“How do I get to the gladiator pens?”

I stared for a moment. This had to be a joke. “Practice.” Again, I turned to leave and again he caught my arm, the look in his eye very serious. “Look, the best way to get back to the gladiator pens is to turn around, find the nearest guard, and hope Marcus doesn’t kill you. You don’t want to go back there.”
“There are others I need to get out. They were part of the plan originally.” I was dumbfounded. How much arrogance did this guy think he could get away with in Arcadia?

“Fine, if it’ll keep the guard occupied a little longer. Fourth left corridor, second right, then the right fork. You can’t miss it.” As I once again turned to walk away, I remembered what was so important. This time I caught Gaius’s arm. “Also, I need you to remember this. Time is strange here. If you get back before 2004, don’t try to find me. Don’t try to contact me or prevent my kidnapping. If you do, I won’t be here to help you.”
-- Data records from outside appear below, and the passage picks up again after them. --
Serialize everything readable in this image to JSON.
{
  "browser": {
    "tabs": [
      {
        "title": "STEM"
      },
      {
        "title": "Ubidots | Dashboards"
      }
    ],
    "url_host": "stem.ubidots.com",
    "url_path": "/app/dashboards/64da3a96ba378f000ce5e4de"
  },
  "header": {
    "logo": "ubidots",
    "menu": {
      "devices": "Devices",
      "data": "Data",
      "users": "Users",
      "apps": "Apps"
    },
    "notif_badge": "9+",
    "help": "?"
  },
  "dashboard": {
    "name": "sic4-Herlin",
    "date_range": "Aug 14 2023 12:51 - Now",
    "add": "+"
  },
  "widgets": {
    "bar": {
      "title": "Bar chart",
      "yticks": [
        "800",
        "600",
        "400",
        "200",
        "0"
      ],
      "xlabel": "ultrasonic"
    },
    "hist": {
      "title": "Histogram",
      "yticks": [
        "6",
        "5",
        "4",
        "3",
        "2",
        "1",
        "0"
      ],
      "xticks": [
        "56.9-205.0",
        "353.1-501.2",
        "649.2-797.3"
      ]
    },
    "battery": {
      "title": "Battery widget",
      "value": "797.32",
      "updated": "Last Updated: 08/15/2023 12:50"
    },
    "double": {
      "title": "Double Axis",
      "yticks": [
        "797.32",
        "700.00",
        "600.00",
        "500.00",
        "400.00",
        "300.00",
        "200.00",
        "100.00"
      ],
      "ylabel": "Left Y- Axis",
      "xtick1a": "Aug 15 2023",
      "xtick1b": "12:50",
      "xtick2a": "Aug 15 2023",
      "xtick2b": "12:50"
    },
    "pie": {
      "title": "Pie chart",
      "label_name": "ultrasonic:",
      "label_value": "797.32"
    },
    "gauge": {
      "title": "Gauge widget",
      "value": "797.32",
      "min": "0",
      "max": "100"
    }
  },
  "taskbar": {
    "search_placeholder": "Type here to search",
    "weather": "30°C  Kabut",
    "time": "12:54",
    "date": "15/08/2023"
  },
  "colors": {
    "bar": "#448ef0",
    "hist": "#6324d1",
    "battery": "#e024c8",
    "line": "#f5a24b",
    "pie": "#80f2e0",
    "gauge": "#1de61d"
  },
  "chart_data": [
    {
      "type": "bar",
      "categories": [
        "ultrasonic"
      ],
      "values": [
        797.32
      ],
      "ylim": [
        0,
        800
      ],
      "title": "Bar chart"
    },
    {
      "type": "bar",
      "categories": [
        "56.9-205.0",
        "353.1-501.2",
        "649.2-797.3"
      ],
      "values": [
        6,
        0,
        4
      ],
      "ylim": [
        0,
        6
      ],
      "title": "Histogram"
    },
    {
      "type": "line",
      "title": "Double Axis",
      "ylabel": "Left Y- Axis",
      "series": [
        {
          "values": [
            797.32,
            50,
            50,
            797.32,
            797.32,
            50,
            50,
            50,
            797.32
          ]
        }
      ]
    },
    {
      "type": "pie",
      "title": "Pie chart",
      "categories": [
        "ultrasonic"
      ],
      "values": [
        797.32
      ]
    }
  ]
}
I could see that this hurt Gaius. I’d seen that look a thousand times before. At least, I think it was that many. It nearly broke me every time to have to say it, but I didn’t invent temporal mechanics. I had, however, seen it on Star Trek, and didn’t want to take the risk. He held out the coin for me to take, but I shook my head and pushed it back.

“But you might be able to use this to help somebody else escape.”

“No, this passageway is through. I’m not sure when you were taken, but in my time there’s a saying: ‘Insanity is doing the same thing over and over and expecting different results.’ Well,I’m here to tell you that the true meaning of insanity is doing the same thing over and over again and expecting it to work every time. You’ll need the light. Now go.” I paused for a moment, as an image from a dream floated up to the forefront of my brain, and this time I caught the Darkling’s arm, “Oh, and if you go to Za’ha’dum, you will die. Second pillar on the left, you’ll see it on your way out.”

“What the fuck is that supposed to mean? Is there something waiting there.” She was clearly annoyed. I remember being annoyed too, especially when I realized what had happened. I suppose turnabout is a bitch. Or something like that.

“Not anymore, but there was. Just trust me and remember. Remember it, it’s very important. Now get out of here, you guys have a stop to make.” I disappeared into a side corridor and started to make my way back to the room.

My heart was beating so loud that I almost couldn’t hear the bell ringing like crazy around my neck. I began to pray, not to anything in particular, but for many, many things. I prayed that Marcus was right and only I could hear the bell. I prayed that the ringing represented Gentry guards in the outer corridors and maybe even outside the room. I prayed that it wasn’t Lady Violet, returned early to find her precious pet missing.

I tried to listen at the secret door, but the damn bell wouldn’t stop long enough for me to know what was going on. I took a deep breath and pushed open the door.

The room was well-lit and, outside of my bell, very quiet. Not yet out of the woods, I slid the door back into place and threw some logs onto the embers in the center of the fireplace. My chain would have been able to reach it. I coaxed the embers into a fire and excited them as best I could to eat through the logs quicker and make it look like they’d been burning longer. I then went over and re-attached my chain, quietly curling up on my bed and pretending to be asleep.

Lady Violet returned a few minutes later, and though it didn’t show on her features, I could tell when she woke me to remove my chain how pleased she was to come back and find me curled up adorably in bed. I took a certain pride in her approval, which is good because she can always tell when somebody isn’t being genuine. After assuring me that we had an appropriate guard on our door, she allowed me to curl up once again and sleep the rest of the night. As I drifted off, I listened to the sounds of battle and confusion and hoped that when I woke the next morning that Marcus would be in a sour mood, having just lost several of his favorite slaves the night before.